"(Mr. Delicious Cheesecake) is almost an inexpensive way to learn the business side of it all," Bank said. "There are not huge financial risks, but there are definitely still risks."
With the help of his management degree and some fatherly advice, the 24-year-old was able to open up his dessert shop.
"If it works in Bismarck, why wouldn't it work anywhere else?" Bank said.
While Bank said he may stay in the business for the rest of his life, he said he could also see himself getting back into a hot kitchen at a resort.
Bank said one secret to his success is simply listening to and watching the reactions of patrons.
Andrew Zoller and Eric Walth founded Rock 30 Games in Bismarck in 2003, both within a year of graduating from Dakota Wesleyan University in Mitchell, S.D. They have since opened their used video game stores in Jamestown and Grand Forks.
"The teamwork thing is easier to deal with since each of us is using our individual strengths to meet the same goal," Walth said.
Zoller said he works more on the customer relations side of things, as well as with company expansion. Walth does more accounting issues, along with technical support.
Zoller said the business started as a way to earn a few dollars in college.
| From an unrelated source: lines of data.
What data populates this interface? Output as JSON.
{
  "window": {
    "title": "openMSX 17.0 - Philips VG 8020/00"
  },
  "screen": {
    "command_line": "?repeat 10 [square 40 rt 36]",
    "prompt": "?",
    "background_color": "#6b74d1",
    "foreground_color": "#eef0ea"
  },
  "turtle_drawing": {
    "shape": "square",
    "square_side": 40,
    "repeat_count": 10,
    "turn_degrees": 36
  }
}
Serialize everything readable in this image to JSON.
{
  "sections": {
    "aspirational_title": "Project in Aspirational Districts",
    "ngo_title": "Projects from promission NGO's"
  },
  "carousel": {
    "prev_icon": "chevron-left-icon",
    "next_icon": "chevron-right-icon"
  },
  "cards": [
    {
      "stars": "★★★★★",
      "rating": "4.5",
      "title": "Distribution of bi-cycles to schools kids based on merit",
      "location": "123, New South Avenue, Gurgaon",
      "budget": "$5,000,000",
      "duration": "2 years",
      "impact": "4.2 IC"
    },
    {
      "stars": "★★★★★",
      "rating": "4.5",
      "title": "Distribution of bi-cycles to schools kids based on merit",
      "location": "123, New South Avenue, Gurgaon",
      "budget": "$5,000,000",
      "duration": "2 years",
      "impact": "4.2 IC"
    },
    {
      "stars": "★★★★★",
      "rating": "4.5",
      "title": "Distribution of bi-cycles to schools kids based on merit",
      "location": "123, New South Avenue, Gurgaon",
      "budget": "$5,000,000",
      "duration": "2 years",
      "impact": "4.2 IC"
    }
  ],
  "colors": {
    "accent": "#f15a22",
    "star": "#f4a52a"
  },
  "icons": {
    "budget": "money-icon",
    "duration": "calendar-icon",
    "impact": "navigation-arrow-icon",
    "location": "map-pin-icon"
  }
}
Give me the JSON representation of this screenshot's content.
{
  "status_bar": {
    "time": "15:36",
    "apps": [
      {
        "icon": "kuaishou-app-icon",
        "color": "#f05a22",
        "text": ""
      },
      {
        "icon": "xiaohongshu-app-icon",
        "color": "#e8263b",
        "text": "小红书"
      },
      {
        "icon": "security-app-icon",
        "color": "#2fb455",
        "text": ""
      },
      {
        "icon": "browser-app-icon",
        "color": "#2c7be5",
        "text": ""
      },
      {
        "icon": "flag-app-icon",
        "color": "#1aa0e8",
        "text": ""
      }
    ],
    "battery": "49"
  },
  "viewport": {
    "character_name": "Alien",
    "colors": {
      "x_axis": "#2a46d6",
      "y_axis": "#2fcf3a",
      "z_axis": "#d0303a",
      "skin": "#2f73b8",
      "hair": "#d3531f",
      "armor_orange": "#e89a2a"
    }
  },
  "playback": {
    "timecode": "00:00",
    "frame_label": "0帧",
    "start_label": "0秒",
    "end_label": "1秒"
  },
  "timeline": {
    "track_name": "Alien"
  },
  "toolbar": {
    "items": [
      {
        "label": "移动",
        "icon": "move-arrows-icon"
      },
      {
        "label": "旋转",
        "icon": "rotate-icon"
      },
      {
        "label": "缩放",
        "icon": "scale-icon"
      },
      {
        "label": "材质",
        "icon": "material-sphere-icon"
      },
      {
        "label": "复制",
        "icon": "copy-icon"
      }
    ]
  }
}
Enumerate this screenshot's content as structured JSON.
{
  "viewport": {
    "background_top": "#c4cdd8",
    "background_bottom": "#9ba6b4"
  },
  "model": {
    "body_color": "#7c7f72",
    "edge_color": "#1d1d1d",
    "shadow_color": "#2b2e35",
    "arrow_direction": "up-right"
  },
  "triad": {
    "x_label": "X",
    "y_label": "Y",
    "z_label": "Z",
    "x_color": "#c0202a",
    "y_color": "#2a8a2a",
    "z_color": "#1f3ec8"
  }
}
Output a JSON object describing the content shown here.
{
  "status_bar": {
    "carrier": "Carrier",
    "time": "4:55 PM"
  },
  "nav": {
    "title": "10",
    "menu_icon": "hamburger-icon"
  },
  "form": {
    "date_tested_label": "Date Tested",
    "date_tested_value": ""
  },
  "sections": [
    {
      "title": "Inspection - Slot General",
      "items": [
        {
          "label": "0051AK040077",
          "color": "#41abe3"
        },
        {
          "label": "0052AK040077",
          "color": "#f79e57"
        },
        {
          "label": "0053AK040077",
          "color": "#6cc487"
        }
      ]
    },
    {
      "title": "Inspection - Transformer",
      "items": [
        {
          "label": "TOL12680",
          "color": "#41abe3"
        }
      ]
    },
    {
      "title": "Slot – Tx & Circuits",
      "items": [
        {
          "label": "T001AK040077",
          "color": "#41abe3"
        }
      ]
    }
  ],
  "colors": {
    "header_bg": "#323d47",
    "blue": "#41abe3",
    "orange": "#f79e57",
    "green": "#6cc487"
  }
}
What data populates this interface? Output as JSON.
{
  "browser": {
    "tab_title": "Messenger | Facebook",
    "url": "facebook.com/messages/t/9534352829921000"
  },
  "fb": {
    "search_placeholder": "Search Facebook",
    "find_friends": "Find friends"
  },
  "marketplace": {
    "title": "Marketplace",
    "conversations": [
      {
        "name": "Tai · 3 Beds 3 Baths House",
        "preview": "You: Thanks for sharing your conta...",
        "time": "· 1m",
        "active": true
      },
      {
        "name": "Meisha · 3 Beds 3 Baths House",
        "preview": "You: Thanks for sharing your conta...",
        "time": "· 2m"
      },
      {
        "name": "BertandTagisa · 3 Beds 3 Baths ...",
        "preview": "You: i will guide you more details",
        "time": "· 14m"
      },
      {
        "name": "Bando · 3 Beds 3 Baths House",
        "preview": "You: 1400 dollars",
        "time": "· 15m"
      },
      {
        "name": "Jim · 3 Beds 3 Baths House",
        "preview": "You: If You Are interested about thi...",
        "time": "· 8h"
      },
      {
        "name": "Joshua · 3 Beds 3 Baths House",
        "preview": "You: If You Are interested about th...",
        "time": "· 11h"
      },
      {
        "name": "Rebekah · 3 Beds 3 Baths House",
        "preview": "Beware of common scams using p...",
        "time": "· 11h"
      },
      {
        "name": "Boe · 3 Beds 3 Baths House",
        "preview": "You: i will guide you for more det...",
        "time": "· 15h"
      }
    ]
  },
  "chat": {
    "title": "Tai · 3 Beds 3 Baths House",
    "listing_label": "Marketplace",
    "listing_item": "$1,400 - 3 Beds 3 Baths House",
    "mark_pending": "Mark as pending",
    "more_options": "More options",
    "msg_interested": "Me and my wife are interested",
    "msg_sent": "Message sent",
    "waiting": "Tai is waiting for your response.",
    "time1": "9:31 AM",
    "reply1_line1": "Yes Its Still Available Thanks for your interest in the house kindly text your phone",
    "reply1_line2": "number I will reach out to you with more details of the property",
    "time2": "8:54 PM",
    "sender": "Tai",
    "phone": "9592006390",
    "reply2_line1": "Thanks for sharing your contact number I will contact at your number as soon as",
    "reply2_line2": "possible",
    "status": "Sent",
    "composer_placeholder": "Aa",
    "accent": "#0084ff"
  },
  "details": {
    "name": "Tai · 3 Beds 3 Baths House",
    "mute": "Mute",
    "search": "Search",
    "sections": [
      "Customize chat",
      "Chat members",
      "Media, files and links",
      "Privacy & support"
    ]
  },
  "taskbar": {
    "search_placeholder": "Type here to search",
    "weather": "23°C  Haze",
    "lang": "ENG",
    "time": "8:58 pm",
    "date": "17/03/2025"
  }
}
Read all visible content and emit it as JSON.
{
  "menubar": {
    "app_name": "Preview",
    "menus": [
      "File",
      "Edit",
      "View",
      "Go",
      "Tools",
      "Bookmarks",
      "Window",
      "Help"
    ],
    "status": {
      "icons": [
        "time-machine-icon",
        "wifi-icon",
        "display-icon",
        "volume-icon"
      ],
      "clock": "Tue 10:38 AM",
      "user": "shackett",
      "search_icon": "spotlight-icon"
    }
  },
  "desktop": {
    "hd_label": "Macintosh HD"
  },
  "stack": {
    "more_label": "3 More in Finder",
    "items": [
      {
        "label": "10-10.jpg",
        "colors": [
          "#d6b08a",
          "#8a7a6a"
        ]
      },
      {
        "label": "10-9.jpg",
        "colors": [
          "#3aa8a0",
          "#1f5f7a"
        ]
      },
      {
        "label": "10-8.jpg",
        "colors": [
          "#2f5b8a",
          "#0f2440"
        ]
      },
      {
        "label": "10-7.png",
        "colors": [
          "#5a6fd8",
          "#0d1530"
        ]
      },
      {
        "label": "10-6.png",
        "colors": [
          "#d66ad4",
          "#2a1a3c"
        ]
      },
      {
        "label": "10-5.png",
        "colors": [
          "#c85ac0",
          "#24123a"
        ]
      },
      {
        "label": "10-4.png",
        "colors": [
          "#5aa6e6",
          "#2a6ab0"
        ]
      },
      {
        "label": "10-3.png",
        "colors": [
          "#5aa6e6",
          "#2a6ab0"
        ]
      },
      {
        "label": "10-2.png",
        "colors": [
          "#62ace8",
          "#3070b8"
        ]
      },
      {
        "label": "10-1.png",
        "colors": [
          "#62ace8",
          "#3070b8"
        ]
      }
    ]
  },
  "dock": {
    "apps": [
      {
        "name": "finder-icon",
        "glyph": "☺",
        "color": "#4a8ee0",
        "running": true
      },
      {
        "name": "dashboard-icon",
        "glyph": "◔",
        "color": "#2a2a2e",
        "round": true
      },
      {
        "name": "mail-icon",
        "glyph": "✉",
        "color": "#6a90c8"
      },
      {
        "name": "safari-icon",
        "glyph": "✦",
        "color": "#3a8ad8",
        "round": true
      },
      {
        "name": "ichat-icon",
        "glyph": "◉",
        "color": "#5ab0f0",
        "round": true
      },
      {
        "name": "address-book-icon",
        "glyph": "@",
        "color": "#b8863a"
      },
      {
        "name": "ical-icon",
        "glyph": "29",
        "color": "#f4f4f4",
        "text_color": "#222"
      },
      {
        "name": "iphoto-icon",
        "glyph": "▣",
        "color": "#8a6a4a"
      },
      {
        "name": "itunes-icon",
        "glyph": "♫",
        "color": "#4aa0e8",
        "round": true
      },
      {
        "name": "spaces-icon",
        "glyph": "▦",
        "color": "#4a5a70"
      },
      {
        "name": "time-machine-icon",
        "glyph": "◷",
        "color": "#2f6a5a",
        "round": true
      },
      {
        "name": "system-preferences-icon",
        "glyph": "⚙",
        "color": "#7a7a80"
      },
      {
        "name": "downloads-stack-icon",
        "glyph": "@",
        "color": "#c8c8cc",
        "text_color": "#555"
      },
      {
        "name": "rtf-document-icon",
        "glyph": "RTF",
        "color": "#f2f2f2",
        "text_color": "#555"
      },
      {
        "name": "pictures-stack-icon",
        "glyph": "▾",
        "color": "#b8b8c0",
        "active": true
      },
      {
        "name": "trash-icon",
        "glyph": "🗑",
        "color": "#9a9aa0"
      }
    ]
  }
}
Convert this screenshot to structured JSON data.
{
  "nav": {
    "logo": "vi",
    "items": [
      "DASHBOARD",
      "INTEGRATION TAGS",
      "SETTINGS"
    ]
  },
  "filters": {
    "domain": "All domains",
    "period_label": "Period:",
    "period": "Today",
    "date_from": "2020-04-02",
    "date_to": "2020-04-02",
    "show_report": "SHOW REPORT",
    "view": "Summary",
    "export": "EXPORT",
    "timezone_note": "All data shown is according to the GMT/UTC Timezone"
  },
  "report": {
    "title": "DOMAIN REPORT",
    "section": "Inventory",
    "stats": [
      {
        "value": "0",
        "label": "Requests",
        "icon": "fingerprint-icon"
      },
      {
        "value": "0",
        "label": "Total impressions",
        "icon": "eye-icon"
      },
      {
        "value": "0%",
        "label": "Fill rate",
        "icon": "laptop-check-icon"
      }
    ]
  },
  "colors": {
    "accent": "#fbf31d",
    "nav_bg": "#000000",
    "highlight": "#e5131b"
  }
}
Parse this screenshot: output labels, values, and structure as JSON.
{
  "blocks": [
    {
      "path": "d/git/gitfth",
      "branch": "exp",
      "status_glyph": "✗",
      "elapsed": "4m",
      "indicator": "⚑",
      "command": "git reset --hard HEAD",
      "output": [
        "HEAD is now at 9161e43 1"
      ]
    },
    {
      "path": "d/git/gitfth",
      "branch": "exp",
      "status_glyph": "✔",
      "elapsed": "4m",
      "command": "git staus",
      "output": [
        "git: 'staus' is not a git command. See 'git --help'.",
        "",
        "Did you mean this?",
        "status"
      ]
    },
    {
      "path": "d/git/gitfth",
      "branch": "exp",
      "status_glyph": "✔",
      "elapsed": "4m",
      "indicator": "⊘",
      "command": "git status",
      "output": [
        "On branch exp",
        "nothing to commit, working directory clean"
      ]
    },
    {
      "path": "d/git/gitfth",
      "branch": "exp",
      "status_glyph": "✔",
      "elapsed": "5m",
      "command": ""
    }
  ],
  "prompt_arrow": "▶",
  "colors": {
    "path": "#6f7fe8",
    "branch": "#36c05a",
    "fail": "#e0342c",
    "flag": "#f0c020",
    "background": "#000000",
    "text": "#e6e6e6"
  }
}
He said he would buy games online and then sell them.
When they decided to open a business, the two agreed to try it for six months and see how it went.
"The other side was pure storage; our games were taking up an entire basement," Walth said.
Zoller said once he opened the stores he hasn't had time to shop for games online anymore.
"About 95 percent comes in from customer trade-ins," Zoller said. "I can't remember the last time I had time to buy online."
Like Bank, Zoller and Walth are also Bismarck natives, who didn't expect to return home after graduation.
Though Walth is hoping to start a master's degree program at Indiana University in August, he's going to use a web-based program to stay in Bismarck to help with Rock 30 Games.
Both said the key to their success is about customers.
"It's about treating people right," Zoller said. "We just opened the Grand Forks store, and within a month, we had regulars."